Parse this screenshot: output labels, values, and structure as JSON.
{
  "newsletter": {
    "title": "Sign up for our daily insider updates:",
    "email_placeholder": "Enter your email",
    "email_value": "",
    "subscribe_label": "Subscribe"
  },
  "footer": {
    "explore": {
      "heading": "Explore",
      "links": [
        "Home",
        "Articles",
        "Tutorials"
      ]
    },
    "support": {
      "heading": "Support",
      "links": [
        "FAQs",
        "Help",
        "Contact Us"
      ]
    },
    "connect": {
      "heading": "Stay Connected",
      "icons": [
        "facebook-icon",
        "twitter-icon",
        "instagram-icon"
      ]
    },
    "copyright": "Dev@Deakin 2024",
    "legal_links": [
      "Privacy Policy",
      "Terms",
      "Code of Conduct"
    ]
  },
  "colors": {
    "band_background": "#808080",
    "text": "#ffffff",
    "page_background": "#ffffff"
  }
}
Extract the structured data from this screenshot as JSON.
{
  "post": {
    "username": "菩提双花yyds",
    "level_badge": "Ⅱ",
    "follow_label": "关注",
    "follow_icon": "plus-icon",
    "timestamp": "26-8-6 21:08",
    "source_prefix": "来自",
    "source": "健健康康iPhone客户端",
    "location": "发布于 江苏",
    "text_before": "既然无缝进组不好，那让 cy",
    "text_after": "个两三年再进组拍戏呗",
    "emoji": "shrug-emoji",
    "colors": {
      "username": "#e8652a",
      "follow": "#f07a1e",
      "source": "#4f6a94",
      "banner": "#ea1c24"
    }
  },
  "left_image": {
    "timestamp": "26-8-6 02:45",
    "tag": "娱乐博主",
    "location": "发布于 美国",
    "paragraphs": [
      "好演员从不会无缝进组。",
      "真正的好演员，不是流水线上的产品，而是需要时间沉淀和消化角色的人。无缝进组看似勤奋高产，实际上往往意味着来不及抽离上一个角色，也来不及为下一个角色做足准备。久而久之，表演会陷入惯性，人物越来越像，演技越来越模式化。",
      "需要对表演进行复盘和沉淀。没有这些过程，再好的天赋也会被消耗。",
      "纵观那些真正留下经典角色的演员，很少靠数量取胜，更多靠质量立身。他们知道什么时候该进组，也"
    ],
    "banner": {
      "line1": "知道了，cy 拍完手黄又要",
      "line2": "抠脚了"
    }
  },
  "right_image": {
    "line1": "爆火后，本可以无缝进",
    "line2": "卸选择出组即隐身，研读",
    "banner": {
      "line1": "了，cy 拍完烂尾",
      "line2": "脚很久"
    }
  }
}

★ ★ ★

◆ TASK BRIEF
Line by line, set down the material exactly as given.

◆ YOUR SOLUTION
Parse this screenshot: output labels, values, and structure as JSON.
{
  "newsletter": {
    "title": "Sign up for our daily insider updates:",
    "email_placeholder": "Enter your email",
    "email_value": "",
    "subscribe_label": "Subscribe"
  },
  "footer": {
    "explore": {
      "heading": "Explore",
      "links": [
        "Home",
        "Articles",
        "Tutorials"
      ]
    },
    "support": {
      "heading": "Support",
      "links": [
        "FAQs",
        "Help",
        "Contact Us"
      ]
    },
    "connect": {
      "heading": "Stay Connected",
      "icons": [
        "facebook-icon",
        "twitter-icon",
        "instagram-icon"
      ]
    },
    "copyright": "Dev@Deakin 2024",
    "legal_links": [
      "Privacy Policy",
      "Terms",
      "Code of Conduct"
    ]
  },
  "colors": {
    "band_background": "#808080",
    "text": "#ffffff",
    "page_background": "#ffffff"
  }
}
Extract the structured data from this screenshot as JSON.
{
  "post": {
    "username": "菩提双花yyds",
    "level_badge": "Ⅱ",
    "follow_label": "关注",
    "follow_icon": "plus-icon",
    "timestamp": "26-8-6 21:08",
    "source_prefix": "来自",
    "source": "健健康康iPhone客户端",
    "location": "发布于 江苏",
    "text_before": "既然无缝进组不好，那让 cy",
    "text_after": "个两三年再进组拍戏呗",
    "emoji": "shrug-emoji",
    "colors": {
      "username": "#e8652a",
      "follow": "#f07a1e",
      "source": "#4f6a94",
      "banner": "#ea1c24"
    }
  },
  "left_image": {
    "timestamp": "26-8-6 02:45",
    "tag": "娱乐博主",
    "location": "发布于 美国",
    "paragraphs": [
      "好演员从不会无缝进组。",
      "真正的好演员，不是流水线上的产品，而是需要时间沉淀和消化角色的人。无缝进组看似勤奋高产，实际上往往意味着来不及抽离上一个角色，也来不及为下一个角色做足准备。久而久之，表演会陷入惯性，人物越来越像，演技越来越模式化。",
      "需要对表演进行复盘和沉淀。没有这些过程，再好的天赋也会被消耗。",
      "纵观那些真正留下经典角色的演员，很少靠数量取胜，更多靠质量立身。他们知道什么时候该进组，也"
    ],
    "banner": {
      "line1": "知道了，cy 拍完手黄又要",
      "line2": "抠脚了"
    }
  },
  "right_image": {
    "line1": "爆火后，本可以无缝进",
    "line2": "卸选择出组即隐身，研读",
    "banner": {
      "line1": "了，cy 拍完烂尾",
      "line2": "脚很久"
    }
  }
}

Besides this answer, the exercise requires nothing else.